The mechanistic research of the laboratory of Mark A. McNiven, Ph.D., is focused on cellular membrane and cytoskeletal interactions that play an essential role in many cellular processes of normal organ-tissue function and in the disease process. These include tumor growth and metastasis, pathogenic infection, receptor signaling and growth cascades, metabolism, and much more. Specifically, this program is focused on the cellular mechanisms supporting fatty liver and the invasive processes exhibited by pancreatic and hepatic cancers.

This program is currently supported by three distinct RO1 grants from the National Institute of Diabetes and Digestive and Kidney Diseases, the National Cancer Institute and the National Institute on Alcohol Abuse and Alcoholism to study disease processes that occur in cells of the liver and pancreas when these cellular functions are disrupted.

As a tool to study these processes, the lab has focused upon the large GTPase dynamin 2 (Dyn2), a mechanoenzyme that is ubiquitously expressed and mediates membrane tubulation and vesicle formation at various secretory and endocytic compartments.

Dr. McNiven and other researchers have demonstrated that the Dyn2 contractile polymer has been shown to interact with a wide variety of different cytoskeletal adaptor proteins in cells that facilitate its physiological functions. The lab is currently focusing on:

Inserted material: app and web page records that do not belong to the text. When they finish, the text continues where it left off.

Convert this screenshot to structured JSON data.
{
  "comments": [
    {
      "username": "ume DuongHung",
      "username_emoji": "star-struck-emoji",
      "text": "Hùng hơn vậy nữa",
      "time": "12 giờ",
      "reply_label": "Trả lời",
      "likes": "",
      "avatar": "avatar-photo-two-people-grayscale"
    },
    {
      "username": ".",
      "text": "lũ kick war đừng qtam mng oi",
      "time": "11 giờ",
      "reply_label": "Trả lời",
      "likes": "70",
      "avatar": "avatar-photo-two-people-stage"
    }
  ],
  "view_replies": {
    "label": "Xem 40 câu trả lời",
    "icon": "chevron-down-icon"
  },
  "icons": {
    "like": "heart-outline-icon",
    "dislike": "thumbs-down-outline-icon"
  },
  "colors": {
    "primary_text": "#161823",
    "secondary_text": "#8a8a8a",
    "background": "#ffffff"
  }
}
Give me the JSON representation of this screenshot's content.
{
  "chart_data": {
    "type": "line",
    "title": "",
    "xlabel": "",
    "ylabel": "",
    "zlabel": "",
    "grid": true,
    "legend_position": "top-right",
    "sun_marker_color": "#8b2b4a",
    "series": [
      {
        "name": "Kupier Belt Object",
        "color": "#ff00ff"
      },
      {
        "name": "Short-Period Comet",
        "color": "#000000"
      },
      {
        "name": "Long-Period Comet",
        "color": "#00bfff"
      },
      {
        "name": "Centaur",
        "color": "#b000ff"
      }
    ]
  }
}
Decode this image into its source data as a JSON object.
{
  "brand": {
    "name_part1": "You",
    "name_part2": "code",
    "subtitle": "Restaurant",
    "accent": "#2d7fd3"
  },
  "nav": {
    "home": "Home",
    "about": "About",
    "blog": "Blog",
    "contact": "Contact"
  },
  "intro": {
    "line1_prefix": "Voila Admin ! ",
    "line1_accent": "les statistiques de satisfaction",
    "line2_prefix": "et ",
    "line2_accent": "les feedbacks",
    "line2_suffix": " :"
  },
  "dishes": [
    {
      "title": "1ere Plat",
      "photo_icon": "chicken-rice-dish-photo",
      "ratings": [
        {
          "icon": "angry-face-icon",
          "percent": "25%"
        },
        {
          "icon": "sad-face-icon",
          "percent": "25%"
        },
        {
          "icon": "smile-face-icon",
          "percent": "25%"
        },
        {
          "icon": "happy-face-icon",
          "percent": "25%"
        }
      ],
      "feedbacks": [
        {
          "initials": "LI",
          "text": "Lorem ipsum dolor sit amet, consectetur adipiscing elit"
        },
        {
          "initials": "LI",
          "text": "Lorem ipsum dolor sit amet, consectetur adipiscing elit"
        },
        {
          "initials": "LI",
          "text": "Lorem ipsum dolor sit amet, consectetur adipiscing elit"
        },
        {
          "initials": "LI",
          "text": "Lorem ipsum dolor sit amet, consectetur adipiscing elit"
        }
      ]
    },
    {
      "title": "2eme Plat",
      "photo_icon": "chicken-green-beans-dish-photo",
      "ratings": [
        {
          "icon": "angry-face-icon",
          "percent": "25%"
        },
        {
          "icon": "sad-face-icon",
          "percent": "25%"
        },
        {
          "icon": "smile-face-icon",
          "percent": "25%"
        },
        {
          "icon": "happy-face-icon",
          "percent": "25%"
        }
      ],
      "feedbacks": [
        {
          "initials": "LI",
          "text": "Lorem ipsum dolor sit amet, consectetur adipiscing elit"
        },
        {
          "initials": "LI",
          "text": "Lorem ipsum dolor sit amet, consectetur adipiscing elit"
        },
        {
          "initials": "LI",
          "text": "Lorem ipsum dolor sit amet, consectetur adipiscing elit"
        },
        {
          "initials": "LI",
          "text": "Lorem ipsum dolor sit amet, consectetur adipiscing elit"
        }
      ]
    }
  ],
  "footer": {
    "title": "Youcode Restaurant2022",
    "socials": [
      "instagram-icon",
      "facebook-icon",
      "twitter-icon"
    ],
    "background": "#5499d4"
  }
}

  • The internalization and traffic of the important growth factor receptors for epidermal growth factor and transferrin in hepatocytes
  • Migratory invasion that supports metastatic pancreatic adenocarcinoma
  • Lipid droplet dynamics that lead to hepatic steatosis